That, indeed, is the practice in most States of the USA. Even in cases of capital murder the accused person sits with his defence team in the well of the court. He might be in handcuffs or ankle cuffs, where there is any serious fear that he will abscond he will be in some sort of restraints, but he is presumed innocent of the charge he faces so he faces that charge without being put on an isolated pedestal at the rear of the court like an exhibit in a freak show.

Where there are very solid grounds for believing an accused person might abscond there are also good grounds for him being placed in an area of the court from which escape is difficult. That is, however, a very rare circumstance. In the normal run of things defendants are not kept in custody before or during their trial. They go home at the end of each day and turn up the next day. When in the car or on the bus going to and from court they are just another person, no one gives them a second glance. But when they get to court they are sent to a special confined area and set apart from everyone else involved in the trial.

It could be said that placing a defendant in the dock suggests nothing about his guilt or innocence and is merely giving him a special place because the case is about him. But that misses the point. Everyone with a need to know who is accused will know it regardless of where he sits. By separating him physically you set him apart from everyone else simply because he has been accused. Yet he is not different simply by reason of being accused, he is still presumed innocent just as the judge, lawyers, jury and court staff are presumed innocent whatever they might actually have done.

Let me link this to current news. Today it is reported that two men have been arrested on suspicion of the murder of PC Keith Blakelock in 1985. I popped into the Old Bailey to watch a few hours' evidence when three people were tried for that murder in 1987. It was headline news at the time and a chum of mine was representing one of them, so I thought I'd take a look. I had an afternoon when my paperwork could wait, so went down to the Old Bailey, donned the wig and gown and went into court. The first thing I did (after bowing to the bench, you always have to do that first) was look up at the dock to see "them". And that is exactly how it was, there was a "them", a trio of brutal murder suspects. I didn't view them as just three blokes I might have been sat near in a pub. They had a different character, they were accused of murder and their very presence in the dock identified them as something different from the rest of us. I cannot pretend I looked on them with the presumption of innocence at the forefront of my mind because I did not. Ghoulish though it was, I felt I was looking at three cold-blooded barbarians who hacked a police officer to death with machetes. As you probably know they were convicted but then freed on appeal due to serious deficiencies in the way evidence was gathered. When gawping at them I was not applying a presumption of innocence, I was doing exactly the opposite and the effect was enhanced by all three of them being in the special naughty box.
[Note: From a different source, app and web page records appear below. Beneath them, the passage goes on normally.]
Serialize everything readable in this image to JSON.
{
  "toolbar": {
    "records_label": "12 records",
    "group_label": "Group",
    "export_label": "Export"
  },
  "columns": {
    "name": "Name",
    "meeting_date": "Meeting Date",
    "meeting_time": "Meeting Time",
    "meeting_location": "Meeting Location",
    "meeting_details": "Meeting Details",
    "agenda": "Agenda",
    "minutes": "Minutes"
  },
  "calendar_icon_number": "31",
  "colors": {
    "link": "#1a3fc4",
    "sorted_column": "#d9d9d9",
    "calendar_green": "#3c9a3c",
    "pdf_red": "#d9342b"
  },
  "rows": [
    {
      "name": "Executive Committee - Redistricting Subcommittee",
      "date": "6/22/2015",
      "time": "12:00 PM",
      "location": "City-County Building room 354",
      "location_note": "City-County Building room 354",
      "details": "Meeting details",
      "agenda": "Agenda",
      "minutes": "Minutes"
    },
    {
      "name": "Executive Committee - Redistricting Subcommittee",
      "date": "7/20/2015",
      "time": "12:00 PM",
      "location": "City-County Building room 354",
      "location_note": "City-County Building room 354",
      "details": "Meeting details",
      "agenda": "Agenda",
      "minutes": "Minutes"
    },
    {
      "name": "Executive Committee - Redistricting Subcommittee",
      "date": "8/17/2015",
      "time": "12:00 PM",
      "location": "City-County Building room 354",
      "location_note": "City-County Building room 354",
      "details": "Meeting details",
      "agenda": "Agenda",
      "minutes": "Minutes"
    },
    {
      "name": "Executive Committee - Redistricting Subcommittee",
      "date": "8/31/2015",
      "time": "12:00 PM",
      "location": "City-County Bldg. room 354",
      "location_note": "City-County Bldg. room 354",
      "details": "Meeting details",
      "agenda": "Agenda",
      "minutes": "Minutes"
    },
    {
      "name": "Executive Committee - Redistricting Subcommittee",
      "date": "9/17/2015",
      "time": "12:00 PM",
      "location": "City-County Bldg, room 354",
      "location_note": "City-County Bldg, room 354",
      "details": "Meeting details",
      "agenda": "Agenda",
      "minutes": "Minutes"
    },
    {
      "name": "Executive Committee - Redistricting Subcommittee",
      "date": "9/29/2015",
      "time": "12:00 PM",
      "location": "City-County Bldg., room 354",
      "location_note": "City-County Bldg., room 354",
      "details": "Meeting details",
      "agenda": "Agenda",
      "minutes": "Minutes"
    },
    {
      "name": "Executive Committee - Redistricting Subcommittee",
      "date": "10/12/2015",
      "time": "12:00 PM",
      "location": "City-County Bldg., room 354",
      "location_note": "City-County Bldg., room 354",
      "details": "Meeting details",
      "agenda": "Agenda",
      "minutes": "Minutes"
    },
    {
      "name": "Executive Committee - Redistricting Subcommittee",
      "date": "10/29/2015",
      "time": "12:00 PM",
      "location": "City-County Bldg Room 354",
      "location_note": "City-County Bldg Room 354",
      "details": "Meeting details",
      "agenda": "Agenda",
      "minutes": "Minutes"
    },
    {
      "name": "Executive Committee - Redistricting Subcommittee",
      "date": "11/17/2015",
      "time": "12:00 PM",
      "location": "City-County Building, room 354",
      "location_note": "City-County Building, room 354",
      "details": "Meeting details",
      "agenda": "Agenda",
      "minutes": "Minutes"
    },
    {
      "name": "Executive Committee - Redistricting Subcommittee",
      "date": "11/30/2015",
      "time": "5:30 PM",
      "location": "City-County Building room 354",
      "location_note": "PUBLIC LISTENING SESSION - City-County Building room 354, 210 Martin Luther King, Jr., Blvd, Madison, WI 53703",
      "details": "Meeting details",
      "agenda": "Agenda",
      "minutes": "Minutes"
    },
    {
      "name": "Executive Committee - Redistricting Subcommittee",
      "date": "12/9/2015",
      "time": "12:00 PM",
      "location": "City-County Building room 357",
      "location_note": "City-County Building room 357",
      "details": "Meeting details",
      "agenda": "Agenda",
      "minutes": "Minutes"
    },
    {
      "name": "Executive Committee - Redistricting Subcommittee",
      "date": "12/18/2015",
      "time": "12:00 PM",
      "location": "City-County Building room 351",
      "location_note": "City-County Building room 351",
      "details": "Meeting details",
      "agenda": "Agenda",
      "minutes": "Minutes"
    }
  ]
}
Docks have been part of our criminal courtrooms for well over a hundred years. Today they are less appropriate than ever because press and TV reporting of serious crimes has become so sensational that the presumption of innocence is undermined long before an accused person appears in court. The very least that can be done is to ensure the courtroom does not add to the isolation of the accused person from all the other "presumed innocent" people in court.